In 2008, only about 20 percent of overseas military were able to vote by absentee ballot, according to the Military Voter Protection Project. In 2010, it was even worse, at 5 percent. The other 95 percent of those serving overseas simply didn't vote.
The precise numbers won't be known for some time, but the percentage of military voters figures to be low again this year. The military was supposed to create Installation Voting Assistance Offices to facilitate voting on all installations worldwide. A late August report by the Defense Department's inspector general found offices on only half of the installations.
Meanwhile, there have been reports of delays in mailing out absentee ballots to military voters in Vermont, Michigan, Mississippi and Wisconsin. A group of Republican senators warned this week in a letter to the Defense Department that thousands of troops could be disenfranchised. "These ballots are unlikely to reach these service members until after Election Day has passed," they warned.
Eric Eversole, executive director of the Military Voter Protection Project, has predicted that once all ballots are tallied, only 25 to 35 percent of overseas military voters will participate this year.
The basic problem is that the system is highly bureaucratic, requiring troops overseas to file requests through the Defense Department to their states and hope the ballots arrive in time for them to fill out and mail back before the election.
Confusion at the state level, reassignment of a service member to a new post, or simple delays in the mail can cause votes to slip through the cracks. The obstacles are great enough that many members of the armed forces just don't bother to file voting requests - people serving in Iraq and Afghanistan presumably have other things on their minds.
In 2009, Congress passed the Military and Overseas Voter Empowerment Act to fix this. The law requires states to mail ballots to service members at least 45 days before an election.
The Move Act does appear to have improved things. The number of late ballots has fallen in some reports. But enforcement by the Justice Department has been spotty. Mitt Romney's campaign was forced file suit in Wisconsin to seek a court order for all ballots to be counted. The Justice Department followed up by filing a similar suit in Vermont.

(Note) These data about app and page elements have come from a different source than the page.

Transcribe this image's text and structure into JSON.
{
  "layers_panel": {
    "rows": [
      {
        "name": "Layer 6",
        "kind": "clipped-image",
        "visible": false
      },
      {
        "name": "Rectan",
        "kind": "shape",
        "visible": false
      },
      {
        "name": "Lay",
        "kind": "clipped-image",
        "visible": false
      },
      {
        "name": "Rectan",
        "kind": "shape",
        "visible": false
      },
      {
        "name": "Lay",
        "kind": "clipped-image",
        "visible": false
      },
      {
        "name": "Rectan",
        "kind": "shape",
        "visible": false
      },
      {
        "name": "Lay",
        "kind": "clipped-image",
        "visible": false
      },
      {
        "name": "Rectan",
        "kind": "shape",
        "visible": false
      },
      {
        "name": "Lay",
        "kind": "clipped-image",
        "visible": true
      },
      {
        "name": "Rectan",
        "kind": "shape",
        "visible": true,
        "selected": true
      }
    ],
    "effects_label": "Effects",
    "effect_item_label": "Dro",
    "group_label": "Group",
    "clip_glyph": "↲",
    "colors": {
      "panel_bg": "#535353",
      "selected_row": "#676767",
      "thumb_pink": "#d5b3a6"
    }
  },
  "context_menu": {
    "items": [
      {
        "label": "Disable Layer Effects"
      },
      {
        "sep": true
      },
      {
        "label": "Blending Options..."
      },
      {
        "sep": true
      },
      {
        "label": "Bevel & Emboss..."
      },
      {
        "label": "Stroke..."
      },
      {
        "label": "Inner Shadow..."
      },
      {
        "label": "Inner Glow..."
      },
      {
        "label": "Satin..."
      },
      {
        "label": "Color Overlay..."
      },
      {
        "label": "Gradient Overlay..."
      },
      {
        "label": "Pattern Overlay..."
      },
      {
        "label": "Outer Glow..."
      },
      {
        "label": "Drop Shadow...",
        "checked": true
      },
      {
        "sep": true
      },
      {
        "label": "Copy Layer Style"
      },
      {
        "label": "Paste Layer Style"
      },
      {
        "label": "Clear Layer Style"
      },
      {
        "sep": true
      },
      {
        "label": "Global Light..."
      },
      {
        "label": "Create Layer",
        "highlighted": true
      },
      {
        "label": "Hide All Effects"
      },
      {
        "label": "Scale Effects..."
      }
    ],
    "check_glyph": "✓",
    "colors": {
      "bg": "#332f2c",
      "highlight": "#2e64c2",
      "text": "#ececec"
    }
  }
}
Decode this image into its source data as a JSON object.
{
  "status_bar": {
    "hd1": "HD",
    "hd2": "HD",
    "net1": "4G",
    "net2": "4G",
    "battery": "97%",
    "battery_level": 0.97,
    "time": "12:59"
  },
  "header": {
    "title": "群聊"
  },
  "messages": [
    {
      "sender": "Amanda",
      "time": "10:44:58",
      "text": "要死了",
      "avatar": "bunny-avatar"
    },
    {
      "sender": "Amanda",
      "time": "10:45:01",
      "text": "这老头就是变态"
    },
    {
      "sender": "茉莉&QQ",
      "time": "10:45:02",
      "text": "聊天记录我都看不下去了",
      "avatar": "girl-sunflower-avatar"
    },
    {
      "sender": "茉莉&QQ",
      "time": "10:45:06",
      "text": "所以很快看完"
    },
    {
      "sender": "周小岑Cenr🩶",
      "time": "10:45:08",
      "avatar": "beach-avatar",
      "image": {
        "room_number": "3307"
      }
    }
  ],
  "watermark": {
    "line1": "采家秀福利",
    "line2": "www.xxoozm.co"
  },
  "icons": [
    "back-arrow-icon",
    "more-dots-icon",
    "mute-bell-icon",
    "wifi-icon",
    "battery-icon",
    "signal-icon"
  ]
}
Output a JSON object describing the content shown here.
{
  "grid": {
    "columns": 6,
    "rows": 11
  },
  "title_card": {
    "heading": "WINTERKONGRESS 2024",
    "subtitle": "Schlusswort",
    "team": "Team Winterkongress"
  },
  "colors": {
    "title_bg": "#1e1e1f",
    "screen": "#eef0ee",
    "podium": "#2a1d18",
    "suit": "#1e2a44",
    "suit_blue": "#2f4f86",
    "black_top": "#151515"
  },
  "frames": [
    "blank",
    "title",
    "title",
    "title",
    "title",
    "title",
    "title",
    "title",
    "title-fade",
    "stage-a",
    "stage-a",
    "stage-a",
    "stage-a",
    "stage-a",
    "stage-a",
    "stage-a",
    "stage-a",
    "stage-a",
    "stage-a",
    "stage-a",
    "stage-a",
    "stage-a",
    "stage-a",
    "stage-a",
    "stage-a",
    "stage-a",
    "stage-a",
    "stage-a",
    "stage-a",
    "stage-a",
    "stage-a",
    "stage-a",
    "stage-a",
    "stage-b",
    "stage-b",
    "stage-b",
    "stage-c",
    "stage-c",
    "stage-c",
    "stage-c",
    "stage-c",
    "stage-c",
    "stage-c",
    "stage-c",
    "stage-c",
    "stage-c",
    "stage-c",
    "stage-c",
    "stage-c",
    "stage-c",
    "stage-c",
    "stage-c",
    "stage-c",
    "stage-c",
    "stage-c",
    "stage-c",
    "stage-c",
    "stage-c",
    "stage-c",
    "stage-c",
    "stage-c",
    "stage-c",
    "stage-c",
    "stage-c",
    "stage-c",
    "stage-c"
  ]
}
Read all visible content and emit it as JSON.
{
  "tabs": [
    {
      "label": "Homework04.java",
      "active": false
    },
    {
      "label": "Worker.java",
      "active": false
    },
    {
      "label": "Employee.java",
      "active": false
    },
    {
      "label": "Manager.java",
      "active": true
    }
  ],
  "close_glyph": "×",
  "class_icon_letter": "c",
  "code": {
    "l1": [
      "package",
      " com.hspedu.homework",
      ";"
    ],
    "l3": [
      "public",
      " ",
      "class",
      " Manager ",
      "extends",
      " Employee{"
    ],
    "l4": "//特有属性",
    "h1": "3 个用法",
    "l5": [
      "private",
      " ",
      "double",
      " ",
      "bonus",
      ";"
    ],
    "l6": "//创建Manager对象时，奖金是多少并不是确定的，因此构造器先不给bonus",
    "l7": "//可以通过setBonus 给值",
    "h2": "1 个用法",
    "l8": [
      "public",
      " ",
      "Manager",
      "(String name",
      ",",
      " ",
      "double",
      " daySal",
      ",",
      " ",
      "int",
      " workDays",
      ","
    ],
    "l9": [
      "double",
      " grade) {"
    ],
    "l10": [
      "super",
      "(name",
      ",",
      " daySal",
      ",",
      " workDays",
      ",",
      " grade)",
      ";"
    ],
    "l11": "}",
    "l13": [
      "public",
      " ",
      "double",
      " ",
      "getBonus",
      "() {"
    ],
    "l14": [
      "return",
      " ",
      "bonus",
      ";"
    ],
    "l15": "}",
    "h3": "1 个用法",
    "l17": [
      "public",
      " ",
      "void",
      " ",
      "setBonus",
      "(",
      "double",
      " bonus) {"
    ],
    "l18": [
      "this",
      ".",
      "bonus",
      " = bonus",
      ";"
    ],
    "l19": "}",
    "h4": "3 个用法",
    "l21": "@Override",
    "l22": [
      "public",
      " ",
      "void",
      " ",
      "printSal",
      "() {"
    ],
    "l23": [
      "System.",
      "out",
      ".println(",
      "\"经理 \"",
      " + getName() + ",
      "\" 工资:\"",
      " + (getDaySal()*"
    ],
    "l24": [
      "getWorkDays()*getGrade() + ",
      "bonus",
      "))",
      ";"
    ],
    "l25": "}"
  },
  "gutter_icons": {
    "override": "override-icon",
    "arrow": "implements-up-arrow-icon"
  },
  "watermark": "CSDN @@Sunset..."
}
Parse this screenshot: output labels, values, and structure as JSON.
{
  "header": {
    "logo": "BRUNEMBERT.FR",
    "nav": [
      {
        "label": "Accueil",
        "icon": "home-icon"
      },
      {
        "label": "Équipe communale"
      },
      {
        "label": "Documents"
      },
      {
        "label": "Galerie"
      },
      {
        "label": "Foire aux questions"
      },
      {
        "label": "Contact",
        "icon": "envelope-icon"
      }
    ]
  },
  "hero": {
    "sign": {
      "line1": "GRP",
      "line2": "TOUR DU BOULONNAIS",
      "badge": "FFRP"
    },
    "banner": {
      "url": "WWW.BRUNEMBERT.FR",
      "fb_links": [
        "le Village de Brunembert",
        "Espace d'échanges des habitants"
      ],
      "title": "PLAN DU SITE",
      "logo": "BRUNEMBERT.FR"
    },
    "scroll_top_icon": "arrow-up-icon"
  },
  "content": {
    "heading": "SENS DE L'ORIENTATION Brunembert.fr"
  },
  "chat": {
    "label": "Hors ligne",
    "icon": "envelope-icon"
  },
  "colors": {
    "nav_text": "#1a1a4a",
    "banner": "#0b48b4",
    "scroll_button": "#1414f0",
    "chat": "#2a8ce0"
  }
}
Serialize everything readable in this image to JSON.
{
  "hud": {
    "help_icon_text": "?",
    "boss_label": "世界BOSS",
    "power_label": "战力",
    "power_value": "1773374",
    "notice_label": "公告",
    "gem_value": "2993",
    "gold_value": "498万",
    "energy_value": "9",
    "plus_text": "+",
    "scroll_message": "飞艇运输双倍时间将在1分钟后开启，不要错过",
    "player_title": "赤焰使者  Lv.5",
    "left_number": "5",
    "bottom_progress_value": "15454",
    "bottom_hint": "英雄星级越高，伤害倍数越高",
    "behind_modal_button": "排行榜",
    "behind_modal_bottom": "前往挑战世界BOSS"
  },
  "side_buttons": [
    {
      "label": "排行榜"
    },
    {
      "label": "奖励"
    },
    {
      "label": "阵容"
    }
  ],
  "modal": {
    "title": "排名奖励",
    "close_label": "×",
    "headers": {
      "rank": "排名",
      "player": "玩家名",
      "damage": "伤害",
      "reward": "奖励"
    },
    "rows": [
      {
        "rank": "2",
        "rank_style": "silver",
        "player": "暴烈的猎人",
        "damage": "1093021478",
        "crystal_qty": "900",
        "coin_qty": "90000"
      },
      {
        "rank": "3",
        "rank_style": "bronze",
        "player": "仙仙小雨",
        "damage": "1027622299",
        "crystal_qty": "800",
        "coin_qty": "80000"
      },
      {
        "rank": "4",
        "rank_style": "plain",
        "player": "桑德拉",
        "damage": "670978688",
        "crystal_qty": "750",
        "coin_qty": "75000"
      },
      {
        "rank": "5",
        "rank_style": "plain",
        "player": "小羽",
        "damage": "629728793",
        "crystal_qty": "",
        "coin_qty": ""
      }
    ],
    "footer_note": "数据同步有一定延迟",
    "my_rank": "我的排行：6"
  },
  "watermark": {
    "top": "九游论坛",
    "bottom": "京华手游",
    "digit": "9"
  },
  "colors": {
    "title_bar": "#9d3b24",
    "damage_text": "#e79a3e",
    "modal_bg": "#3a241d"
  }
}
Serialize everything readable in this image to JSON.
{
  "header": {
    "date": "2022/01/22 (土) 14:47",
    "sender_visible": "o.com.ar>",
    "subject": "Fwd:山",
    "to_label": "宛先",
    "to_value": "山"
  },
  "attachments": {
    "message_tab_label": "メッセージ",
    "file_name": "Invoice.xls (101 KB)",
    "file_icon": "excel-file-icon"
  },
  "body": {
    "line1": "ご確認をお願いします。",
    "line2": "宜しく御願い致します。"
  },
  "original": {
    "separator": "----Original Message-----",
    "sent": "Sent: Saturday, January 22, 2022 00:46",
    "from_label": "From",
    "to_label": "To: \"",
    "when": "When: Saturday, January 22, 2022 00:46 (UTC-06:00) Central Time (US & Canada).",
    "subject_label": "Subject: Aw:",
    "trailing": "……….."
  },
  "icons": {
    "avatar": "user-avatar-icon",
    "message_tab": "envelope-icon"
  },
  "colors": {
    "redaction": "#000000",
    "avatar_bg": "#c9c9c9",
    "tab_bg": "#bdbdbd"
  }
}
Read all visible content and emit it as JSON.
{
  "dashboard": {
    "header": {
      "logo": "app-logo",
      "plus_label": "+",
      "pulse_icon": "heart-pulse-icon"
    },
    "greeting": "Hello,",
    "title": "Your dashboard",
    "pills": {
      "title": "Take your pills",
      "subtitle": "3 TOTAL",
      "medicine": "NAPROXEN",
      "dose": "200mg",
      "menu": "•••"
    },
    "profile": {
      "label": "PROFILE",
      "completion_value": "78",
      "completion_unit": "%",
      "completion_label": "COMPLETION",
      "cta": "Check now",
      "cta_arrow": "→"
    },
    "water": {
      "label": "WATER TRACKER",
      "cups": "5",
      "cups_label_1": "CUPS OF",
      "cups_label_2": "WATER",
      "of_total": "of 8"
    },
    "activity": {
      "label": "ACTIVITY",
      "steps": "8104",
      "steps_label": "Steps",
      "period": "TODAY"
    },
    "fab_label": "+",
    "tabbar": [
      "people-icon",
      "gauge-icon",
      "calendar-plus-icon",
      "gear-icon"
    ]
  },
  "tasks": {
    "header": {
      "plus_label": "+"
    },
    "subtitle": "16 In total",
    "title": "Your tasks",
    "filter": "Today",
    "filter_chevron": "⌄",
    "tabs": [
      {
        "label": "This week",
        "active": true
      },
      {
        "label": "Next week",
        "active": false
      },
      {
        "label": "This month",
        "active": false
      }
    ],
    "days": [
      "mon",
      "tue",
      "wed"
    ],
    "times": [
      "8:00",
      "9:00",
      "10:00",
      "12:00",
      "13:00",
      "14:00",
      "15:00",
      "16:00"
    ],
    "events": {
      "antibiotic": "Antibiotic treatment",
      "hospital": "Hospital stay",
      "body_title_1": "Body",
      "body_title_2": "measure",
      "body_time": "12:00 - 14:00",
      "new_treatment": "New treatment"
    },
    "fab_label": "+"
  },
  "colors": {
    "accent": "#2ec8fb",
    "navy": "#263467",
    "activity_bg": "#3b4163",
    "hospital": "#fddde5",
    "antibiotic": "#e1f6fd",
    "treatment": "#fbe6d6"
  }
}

The extensions would be a good thing. But it is ridiculous that they are needed in the first place. A government with a military capable of dropping bombs with pinpoint accuracy halfway around the world ought to be able to create a system that gets its soldiers' votes to the ballot box on time.